What is probation? As one of the most commonly known alternatives to a jail sentence, probation is available in certain cases where a judge will determine that the sentence can be better served within the home of an individual. This individual will be checked in on regularly by a probation officer and may even be required to attend other types of educational courses on drug or alcohol treatment, anger management, or may be prohibited from attending certain places. A person on probation is often allowed to attend school and work, and may generally be free to continue on with their life so long as they abide by the rules of their probation.
An option that may be available in another type of case is the option of inpatient alcohol or drug treatment. For this, a person convicted of an offense will be required to reside in a treatment center for a certain period of time in lieu of the jail sentence. This is often the better alternative solution for a person convicted of an alcohol or drug related offense so that the underlying cause of the incident can be fully addressed. Another alternative that may be made available is work release, which involves allowing a person to be released from incarceration on a daily basis to resume work. After work is complete, they must return to the facility at night.
Some of the last options available include day reporting and house arrest. Day reporting involves checking in or attending rehabilitation courses on a daily basis for up to 180 days. House arrest, one of the strictest forms of supervision, involves having an enforced curfew by the probation officer. The officer can enforce this by ensuring that a GPS monitoring system is placed on the individual, such as in the form of an ankle bracelet. This will be able to track the individual’s moves at all times. Another way to enforce this curfew or ensure that the person has obliged by the rules of the house arrest is to make unannounced check-ins on the person, a common tool used by probation and parole officers.

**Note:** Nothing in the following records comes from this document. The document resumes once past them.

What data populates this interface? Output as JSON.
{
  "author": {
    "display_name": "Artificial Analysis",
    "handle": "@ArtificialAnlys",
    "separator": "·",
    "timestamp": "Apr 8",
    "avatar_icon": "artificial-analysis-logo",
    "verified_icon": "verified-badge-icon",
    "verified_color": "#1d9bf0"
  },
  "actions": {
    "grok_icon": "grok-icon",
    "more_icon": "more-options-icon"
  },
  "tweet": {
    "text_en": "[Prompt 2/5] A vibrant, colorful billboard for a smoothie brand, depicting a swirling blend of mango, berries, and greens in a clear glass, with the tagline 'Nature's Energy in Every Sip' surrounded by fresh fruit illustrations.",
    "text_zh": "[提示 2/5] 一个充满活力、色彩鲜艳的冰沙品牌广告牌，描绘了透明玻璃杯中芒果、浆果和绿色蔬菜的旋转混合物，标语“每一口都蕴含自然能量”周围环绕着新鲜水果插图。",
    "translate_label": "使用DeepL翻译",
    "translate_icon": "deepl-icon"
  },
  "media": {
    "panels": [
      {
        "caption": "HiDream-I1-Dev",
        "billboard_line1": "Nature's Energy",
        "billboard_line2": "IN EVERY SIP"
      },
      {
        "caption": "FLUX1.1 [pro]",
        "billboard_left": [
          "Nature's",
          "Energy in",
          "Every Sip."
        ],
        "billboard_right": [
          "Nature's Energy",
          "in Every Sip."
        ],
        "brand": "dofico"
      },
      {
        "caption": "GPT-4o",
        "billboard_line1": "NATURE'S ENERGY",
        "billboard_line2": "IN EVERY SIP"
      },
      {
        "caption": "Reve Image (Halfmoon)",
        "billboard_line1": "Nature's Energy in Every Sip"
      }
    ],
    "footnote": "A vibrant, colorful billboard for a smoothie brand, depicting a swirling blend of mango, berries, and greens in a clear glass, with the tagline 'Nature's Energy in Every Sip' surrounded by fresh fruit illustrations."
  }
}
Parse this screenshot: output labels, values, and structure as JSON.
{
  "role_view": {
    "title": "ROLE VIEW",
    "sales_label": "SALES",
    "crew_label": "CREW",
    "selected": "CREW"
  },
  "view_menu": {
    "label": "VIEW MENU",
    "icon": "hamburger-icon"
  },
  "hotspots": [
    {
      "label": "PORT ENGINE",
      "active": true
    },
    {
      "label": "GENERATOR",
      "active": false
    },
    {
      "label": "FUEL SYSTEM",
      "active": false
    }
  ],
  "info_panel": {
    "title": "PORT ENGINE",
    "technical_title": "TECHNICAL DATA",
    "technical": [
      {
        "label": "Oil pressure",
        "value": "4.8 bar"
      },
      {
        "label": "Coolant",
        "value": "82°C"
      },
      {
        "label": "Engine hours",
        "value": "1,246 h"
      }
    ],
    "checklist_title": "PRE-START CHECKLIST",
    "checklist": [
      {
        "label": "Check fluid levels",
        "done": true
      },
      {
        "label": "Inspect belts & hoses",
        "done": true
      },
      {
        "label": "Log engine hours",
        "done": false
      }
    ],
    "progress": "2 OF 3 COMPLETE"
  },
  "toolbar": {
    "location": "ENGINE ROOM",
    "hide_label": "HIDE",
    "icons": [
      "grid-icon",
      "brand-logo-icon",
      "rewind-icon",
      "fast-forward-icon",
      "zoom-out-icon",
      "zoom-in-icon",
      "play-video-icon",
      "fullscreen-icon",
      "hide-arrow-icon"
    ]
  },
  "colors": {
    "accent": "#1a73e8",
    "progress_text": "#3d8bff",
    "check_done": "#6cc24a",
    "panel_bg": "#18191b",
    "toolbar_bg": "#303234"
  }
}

After being arrested, it is in your best interests to speak with a criminal lawyer right away so that you can understand more about the options you have to try to avoid jail. Jail is not the best solution in every case, and sending a person to jail when their sentence would be better served in a rehabilitation center can have detrimental consequences on this person; it may even cause the person to lash out again once they have been released from jail. No matter what type of legal situation you are currently involved in, don’t wait to call a skilled legal representative right away to get the help you need in finding an appropriate alternative to jail.